═════ Source records ═════
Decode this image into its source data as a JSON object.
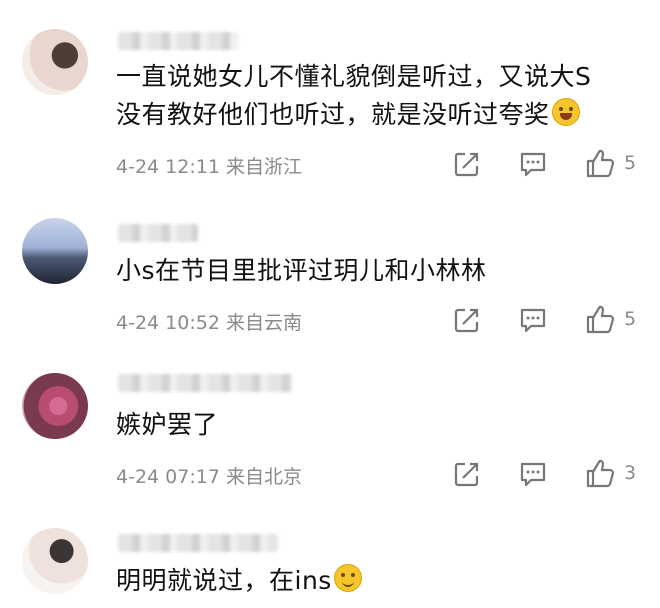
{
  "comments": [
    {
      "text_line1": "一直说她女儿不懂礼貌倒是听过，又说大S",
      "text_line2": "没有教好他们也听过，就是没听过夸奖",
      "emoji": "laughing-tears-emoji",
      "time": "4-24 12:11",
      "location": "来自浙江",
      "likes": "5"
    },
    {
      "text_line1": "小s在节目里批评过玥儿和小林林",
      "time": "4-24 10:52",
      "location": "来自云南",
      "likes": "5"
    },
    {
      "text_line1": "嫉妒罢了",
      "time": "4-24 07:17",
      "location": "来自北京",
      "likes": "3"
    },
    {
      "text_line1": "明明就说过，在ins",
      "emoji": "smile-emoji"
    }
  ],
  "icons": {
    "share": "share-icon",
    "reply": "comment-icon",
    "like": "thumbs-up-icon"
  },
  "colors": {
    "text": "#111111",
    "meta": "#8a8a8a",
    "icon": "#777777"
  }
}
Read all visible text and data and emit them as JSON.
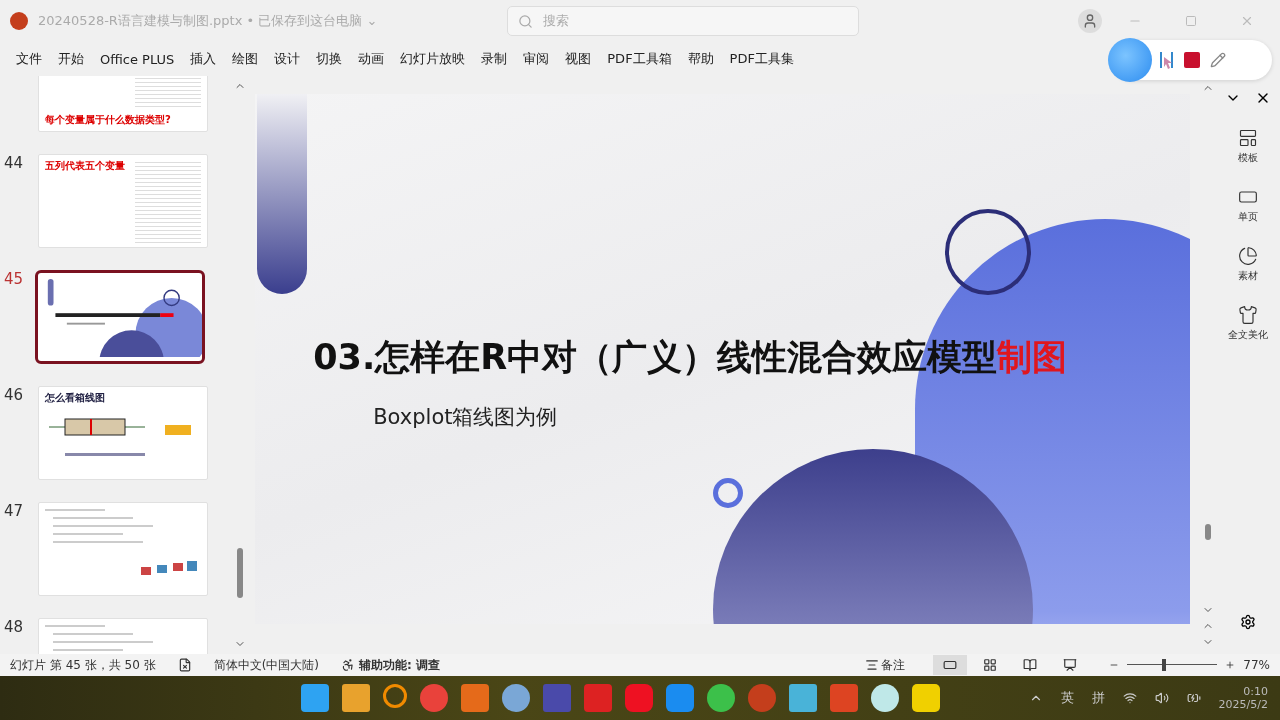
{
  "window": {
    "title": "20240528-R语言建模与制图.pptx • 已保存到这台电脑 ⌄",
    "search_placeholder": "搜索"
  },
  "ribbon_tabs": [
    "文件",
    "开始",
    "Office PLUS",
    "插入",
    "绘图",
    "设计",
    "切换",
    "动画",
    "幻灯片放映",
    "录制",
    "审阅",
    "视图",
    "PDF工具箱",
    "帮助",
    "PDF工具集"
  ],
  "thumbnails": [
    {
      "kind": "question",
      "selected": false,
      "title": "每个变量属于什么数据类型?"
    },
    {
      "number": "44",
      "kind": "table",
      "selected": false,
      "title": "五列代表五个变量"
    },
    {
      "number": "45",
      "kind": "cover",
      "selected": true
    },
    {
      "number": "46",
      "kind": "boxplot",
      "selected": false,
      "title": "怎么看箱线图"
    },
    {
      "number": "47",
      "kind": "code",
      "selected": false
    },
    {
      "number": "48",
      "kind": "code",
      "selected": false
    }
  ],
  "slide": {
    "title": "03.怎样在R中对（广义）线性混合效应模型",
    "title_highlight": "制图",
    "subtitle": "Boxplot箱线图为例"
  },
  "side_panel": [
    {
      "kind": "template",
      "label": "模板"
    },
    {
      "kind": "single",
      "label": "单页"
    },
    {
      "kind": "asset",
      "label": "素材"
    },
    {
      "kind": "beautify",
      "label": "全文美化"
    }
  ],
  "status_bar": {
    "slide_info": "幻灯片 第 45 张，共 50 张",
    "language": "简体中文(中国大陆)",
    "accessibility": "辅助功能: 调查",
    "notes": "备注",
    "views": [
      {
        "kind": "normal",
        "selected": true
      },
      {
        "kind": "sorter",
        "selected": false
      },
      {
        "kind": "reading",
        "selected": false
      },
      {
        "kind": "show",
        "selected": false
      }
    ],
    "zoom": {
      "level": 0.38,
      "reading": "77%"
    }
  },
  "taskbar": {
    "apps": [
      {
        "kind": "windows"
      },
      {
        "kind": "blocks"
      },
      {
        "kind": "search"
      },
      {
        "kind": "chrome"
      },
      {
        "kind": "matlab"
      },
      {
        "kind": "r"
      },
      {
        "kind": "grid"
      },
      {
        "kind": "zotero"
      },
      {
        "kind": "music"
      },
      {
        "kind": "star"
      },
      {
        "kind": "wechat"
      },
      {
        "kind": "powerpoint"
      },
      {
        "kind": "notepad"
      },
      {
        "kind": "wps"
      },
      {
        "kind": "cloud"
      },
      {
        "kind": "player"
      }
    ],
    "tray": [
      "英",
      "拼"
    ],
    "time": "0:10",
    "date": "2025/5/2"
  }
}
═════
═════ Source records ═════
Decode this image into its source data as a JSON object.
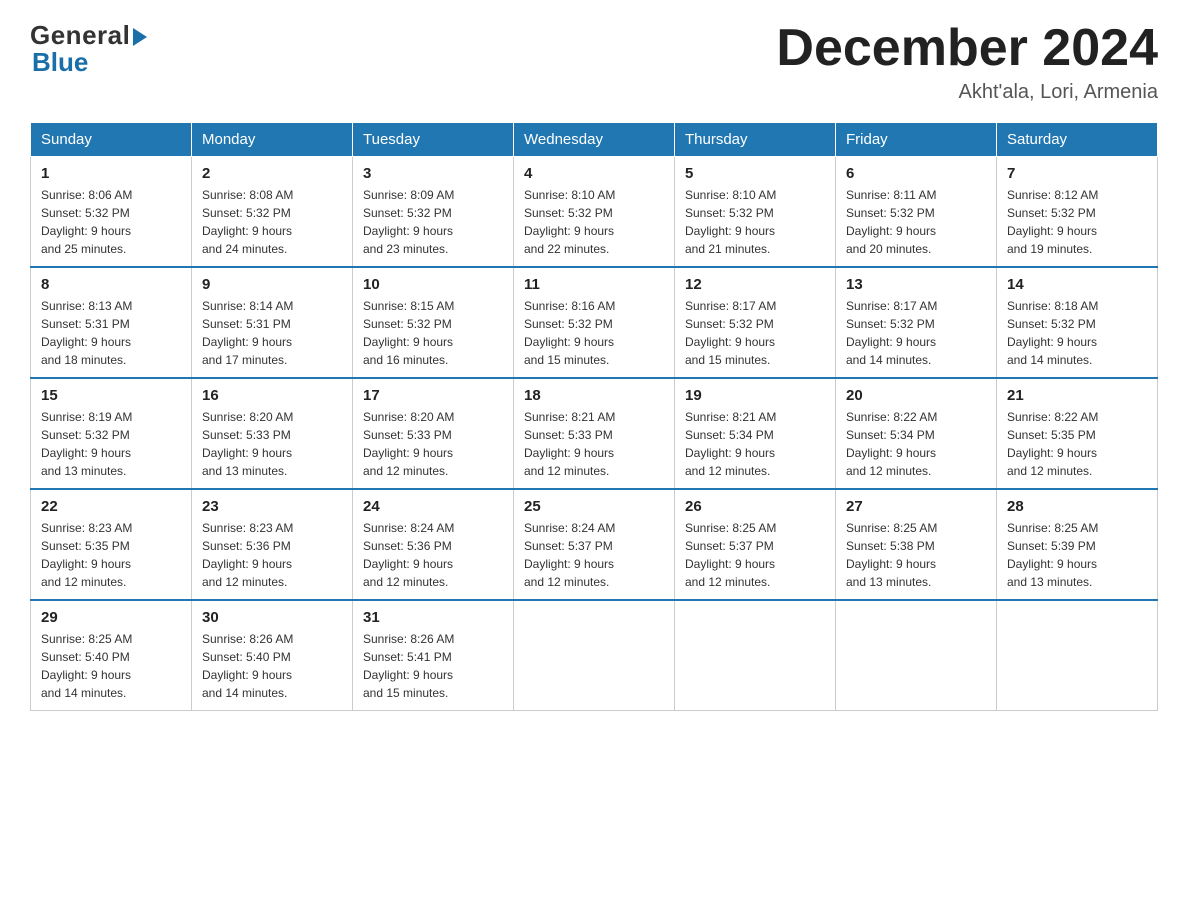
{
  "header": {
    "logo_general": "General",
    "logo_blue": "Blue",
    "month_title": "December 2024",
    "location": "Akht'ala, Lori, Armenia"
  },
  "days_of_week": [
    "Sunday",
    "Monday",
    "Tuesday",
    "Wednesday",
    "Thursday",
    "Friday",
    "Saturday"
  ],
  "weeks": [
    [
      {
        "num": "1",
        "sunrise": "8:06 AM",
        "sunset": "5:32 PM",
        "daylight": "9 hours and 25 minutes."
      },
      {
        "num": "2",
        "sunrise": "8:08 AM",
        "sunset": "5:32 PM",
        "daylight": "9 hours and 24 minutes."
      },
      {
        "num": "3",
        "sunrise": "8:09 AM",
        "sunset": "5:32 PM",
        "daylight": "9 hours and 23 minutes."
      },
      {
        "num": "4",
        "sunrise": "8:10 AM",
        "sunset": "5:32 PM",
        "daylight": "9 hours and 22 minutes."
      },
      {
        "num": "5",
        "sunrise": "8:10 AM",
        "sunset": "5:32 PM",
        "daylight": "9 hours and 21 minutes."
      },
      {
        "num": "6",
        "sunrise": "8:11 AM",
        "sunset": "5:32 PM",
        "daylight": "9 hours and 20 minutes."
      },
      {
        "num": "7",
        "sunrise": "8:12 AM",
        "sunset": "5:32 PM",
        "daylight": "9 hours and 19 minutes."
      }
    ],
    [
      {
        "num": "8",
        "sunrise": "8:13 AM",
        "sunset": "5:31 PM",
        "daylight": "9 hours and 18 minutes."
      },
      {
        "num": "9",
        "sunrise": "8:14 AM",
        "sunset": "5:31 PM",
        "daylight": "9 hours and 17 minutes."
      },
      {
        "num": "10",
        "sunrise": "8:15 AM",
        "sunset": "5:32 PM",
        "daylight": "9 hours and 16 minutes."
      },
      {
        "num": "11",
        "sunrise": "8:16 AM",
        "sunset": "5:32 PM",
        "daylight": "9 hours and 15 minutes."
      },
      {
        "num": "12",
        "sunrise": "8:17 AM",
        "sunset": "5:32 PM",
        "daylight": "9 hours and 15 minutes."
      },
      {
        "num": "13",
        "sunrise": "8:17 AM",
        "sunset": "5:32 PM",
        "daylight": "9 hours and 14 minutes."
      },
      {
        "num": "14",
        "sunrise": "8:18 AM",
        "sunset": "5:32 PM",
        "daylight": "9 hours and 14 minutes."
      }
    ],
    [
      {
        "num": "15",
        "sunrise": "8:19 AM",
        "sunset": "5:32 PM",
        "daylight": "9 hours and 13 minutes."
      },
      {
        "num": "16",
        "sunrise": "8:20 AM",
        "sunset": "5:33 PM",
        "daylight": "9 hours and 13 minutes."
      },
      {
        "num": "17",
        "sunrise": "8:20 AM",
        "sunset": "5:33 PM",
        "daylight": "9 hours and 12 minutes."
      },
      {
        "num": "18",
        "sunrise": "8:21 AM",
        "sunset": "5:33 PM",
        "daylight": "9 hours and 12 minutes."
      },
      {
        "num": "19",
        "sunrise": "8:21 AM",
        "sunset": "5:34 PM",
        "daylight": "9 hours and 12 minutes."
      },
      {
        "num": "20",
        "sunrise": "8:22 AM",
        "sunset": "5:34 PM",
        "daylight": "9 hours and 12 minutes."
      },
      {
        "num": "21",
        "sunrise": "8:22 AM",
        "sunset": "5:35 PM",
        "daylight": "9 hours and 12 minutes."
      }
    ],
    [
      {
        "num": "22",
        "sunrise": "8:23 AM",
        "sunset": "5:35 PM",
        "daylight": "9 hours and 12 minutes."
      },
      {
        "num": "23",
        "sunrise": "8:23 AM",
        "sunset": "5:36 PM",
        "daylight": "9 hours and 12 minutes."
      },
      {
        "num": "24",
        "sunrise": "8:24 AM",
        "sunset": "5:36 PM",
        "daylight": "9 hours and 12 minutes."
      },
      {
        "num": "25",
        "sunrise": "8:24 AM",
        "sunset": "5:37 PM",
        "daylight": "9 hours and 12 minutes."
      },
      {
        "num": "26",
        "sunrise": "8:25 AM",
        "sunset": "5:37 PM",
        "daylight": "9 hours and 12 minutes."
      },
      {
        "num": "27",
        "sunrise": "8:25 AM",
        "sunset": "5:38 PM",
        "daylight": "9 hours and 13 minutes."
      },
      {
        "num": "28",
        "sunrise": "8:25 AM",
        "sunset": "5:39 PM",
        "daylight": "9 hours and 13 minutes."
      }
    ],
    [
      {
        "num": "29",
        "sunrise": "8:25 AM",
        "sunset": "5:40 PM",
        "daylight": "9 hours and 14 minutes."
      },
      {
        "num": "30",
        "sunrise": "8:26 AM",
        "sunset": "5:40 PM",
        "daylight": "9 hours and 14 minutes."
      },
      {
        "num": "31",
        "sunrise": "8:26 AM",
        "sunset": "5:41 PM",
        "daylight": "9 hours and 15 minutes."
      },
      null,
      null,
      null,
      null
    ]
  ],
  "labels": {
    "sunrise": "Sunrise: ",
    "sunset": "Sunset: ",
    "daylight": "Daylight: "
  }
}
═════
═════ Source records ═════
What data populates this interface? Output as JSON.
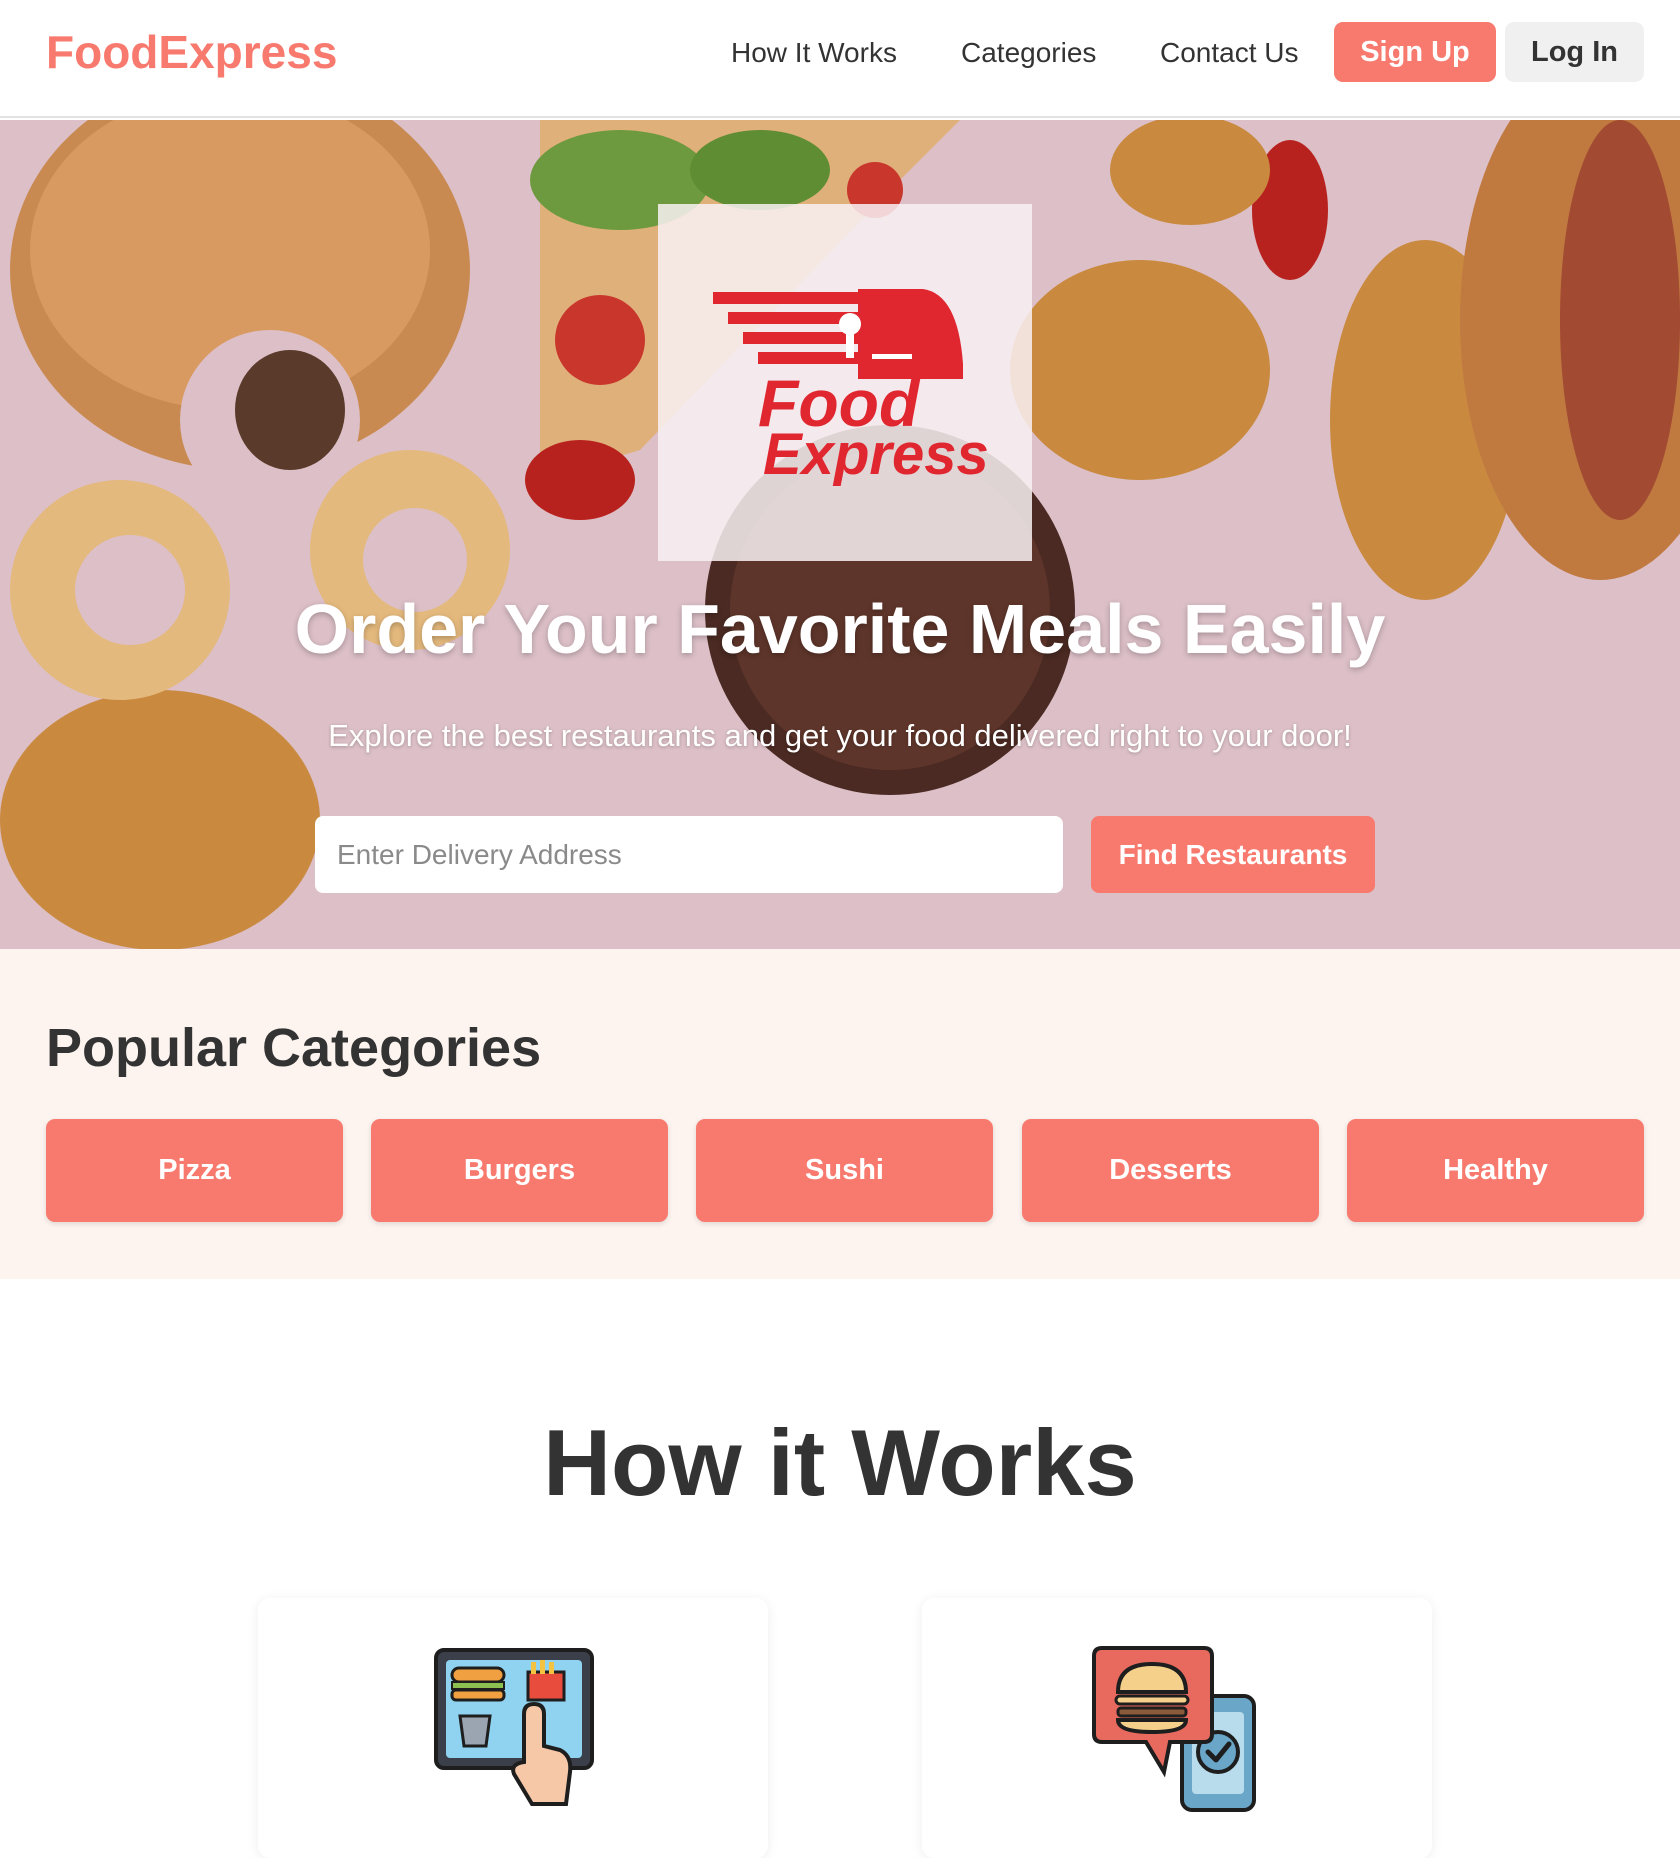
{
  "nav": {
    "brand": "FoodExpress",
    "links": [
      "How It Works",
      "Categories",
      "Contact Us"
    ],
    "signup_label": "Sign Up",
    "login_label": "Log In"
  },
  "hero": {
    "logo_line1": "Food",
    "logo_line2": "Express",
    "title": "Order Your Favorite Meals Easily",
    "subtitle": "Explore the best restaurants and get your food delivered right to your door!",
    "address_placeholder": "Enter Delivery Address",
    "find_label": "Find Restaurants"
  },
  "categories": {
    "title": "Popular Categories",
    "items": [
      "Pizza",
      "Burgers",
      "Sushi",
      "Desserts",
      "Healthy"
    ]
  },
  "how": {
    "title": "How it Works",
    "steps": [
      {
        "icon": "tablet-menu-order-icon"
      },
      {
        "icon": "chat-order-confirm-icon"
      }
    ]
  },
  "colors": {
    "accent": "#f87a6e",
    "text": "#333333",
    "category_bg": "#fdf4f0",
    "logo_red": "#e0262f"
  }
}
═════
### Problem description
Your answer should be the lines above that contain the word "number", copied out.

### Answer section
      "number": "44",
      "number": "45",
      "number": "46",
      "number": "47",
      "number": "48",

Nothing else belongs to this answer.